“It is a time we never thought we would experience in our lives,” said Salim Kazi of the Islamic Burial Council. “It is here and it is a reality.”
A second wave of COVID-19 is devastating South Africa.
The Islamic Burial Council used to average two COVID-19 funerals per day. Now, the number is 12, sometimes 14 a day.
“People have to take lessons from this,” Kazi said. “God is testing everybody.”
A country that defied the odds in its fight against COVID-19 most of last year finds itself being tested like never before.
A troubling new variant of the virus that is much more contagious than the original strain was discovered in one of South Africa’s own labs.
The first clues were the panicked calls from doctors whose hospitals were being overrun.
Using samples from newly infected COVID patients across South Africa, genetic sequencing revealed the variant’s exact mutations.
“So, we can actually see what is going on,” said Tulio de Oliveira at the Nelson Mandela School of Medicine. “These cells actually are quite happy and they grow and divide.”
COVID-19 targets those cells.
“The same thing as is if you would actually mug someone,” said Alex Sigal with the African Health Research Institute.
The South African variant has three mutations at key sites the virus uses to bind to human receptors, meaning it targets those cells more efficiently.
Thanks to de Oliveira sounding the alarm, British scientists discovered a separate variant sharing one of the same key mutations in their country.
“What is not normal is when one variant dominates across a very large geographic region and that is associated with a fast increase of cases,” said de Oliveira. “That is exactly what we are seeing across South Africa and the UK.”
A Level-3 biosafety lab is growing live versions of the troubling new COVID-19 variant discovered in South Africa.
The work is critical to understanding where this pandemic goes next.
The team’s results will help answer whether COVID-19 vaccines will hold up against the variant and its three mutations.
Preliminary results suggest that antibodies from the first wave of infections are less effective against the new variant.
“As somebody with a family and parents, I was very concerned. But for us, this is our job,” said Sigal. “We are here only for one thing and that is to do the research.”

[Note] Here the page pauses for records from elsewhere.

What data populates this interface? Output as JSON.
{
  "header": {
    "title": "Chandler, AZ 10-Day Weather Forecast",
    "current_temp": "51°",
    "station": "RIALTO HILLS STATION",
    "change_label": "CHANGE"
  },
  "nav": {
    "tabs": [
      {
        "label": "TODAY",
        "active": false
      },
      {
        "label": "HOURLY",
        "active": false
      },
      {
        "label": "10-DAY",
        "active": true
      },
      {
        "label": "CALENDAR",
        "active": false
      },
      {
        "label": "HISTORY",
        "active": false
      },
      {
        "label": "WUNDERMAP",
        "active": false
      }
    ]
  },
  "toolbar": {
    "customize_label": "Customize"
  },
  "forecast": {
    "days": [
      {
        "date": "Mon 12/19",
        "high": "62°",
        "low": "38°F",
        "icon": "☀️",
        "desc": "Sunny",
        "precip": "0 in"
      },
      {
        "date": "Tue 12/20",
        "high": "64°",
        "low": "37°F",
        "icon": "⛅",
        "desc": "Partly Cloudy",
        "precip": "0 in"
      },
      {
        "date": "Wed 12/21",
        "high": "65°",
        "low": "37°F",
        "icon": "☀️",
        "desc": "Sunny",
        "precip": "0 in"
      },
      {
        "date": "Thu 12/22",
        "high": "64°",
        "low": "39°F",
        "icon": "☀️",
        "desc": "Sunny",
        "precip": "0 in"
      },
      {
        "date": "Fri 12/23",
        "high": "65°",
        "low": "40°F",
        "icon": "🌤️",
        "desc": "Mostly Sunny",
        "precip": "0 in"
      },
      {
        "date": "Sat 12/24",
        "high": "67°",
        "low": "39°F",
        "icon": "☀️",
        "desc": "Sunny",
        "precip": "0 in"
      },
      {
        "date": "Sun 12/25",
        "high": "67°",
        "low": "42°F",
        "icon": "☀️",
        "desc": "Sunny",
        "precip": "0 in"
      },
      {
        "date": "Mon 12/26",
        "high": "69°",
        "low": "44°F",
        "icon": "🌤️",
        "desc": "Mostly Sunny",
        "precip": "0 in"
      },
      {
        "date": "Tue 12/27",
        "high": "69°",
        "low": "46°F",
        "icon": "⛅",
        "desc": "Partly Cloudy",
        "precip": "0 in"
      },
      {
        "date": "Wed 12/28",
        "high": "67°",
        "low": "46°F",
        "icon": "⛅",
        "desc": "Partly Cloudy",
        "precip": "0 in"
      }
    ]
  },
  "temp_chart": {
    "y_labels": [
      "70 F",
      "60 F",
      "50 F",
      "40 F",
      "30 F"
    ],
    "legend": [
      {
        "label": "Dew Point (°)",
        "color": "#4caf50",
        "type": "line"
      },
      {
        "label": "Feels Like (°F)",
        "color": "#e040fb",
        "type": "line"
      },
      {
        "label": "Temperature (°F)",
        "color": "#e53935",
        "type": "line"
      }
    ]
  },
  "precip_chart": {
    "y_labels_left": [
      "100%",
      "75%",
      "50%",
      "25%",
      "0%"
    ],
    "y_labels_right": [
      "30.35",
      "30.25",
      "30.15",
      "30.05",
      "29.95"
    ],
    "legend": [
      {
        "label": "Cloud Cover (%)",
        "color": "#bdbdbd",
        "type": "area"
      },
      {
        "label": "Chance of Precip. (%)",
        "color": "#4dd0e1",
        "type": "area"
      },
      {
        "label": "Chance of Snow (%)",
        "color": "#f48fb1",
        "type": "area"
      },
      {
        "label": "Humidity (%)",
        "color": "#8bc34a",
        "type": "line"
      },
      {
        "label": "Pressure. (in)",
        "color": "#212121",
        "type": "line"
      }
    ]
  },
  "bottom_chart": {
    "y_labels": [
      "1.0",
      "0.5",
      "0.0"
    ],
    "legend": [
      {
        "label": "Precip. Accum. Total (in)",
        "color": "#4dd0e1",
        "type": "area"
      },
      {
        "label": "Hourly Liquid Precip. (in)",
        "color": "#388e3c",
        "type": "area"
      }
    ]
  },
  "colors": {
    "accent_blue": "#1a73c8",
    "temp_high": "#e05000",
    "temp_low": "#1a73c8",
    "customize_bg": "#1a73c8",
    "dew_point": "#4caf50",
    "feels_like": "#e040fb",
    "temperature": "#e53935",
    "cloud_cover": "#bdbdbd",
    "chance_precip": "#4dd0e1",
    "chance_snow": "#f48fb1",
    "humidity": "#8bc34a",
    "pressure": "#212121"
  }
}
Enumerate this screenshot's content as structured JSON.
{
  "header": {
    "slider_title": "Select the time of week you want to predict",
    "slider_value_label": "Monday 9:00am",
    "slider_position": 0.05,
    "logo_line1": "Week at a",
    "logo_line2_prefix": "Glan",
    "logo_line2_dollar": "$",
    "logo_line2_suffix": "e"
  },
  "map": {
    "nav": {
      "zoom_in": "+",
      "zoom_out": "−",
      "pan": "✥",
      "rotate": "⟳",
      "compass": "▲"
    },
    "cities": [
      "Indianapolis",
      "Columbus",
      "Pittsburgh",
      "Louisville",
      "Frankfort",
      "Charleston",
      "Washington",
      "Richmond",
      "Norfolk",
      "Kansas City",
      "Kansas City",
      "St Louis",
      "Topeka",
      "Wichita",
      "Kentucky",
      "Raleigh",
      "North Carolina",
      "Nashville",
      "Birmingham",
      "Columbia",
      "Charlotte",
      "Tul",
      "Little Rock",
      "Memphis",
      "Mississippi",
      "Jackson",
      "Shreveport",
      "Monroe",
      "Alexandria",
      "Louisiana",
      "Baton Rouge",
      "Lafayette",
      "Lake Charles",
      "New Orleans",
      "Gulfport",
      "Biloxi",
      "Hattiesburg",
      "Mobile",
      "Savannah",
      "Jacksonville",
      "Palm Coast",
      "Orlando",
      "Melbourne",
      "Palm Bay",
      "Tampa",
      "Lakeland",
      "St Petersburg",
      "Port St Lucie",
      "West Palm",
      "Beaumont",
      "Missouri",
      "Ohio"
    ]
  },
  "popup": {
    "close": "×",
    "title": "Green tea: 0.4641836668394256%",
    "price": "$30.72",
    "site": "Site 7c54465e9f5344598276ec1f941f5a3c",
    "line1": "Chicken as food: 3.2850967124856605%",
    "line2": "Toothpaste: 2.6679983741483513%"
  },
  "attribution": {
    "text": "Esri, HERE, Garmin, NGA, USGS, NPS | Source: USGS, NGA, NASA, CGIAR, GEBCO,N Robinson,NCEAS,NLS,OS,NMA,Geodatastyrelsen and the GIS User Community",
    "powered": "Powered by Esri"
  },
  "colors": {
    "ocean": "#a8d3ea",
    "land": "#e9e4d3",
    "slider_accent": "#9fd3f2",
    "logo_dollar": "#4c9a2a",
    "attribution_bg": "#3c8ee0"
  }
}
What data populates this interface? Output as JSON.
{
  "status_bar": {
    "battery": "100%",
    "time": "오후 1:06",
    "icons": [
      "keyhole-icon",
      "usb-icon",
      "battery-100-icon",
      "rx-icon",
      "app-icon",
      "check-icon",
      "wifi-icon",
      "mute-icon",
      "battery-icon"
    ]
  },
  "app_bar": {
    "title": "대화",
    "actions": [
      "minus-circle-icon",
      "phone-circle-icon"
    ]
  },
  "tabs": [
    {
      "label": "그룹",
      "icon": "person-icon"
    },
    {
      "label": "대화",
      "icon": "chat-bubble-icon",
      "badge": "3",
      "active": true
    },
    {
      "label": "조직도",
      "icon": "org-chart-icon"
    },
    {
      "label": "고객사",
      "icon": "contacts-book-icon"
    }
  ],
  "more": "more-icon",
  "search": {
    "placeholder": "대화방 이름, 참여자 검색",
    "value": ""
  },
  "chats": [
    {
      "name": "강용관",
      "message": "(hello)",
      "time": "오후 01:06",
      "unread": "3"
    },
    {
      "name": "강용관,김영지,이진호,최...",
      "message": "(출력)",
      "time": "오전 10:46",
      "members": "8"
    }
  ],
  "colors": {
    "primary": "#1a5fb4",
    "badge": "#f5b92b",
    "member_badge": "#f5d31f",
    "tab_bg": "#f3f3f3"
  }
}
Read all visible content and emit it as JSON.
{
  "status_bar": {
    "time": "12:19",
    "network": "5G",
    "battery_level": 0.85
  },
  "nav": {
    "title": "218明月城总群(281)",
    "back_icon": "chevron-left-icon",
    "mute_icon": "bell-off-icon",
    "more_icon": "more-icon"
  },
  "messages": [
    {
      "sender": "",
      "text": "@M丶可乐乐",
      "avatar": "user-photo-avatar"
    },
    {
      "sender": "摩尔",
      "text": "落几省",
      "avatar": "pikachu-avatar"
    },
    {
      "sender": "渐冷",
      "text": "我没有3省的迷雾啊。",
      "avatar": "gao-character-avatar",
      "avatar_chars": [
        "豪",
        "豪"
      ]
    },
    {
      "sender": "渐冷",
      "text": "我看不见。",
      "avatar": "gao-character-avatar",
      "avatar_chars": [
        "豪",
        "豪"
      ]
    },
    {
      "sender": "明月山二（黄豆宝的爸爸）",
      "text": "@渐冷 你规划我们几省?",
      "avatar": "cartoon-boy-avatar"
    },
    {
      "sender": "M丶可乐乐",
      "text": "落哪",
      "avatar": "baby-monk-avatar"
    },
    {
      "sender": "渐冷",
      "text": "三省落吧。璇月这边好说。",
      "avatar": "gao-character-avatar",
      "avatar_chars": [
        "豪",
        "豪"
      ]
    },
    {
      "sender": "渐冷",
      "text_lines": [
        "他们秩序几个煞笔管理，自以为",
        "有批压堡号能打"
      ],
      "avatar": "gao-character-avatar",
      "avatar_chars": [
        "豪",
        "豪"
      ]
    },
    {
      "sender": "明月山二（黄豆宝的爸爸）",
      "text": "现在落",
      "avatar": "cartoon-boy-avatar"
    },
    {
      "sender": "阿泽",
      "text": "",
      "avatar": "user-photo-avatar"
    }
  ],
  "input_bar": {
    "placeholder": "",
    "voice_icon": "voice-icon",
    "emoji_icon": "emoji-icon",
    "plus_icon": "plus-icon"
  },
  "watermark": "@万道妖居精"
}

It’s research being done at a record pace, because the consequences of not knowing are all too clear and the costs of the pandemic already too high.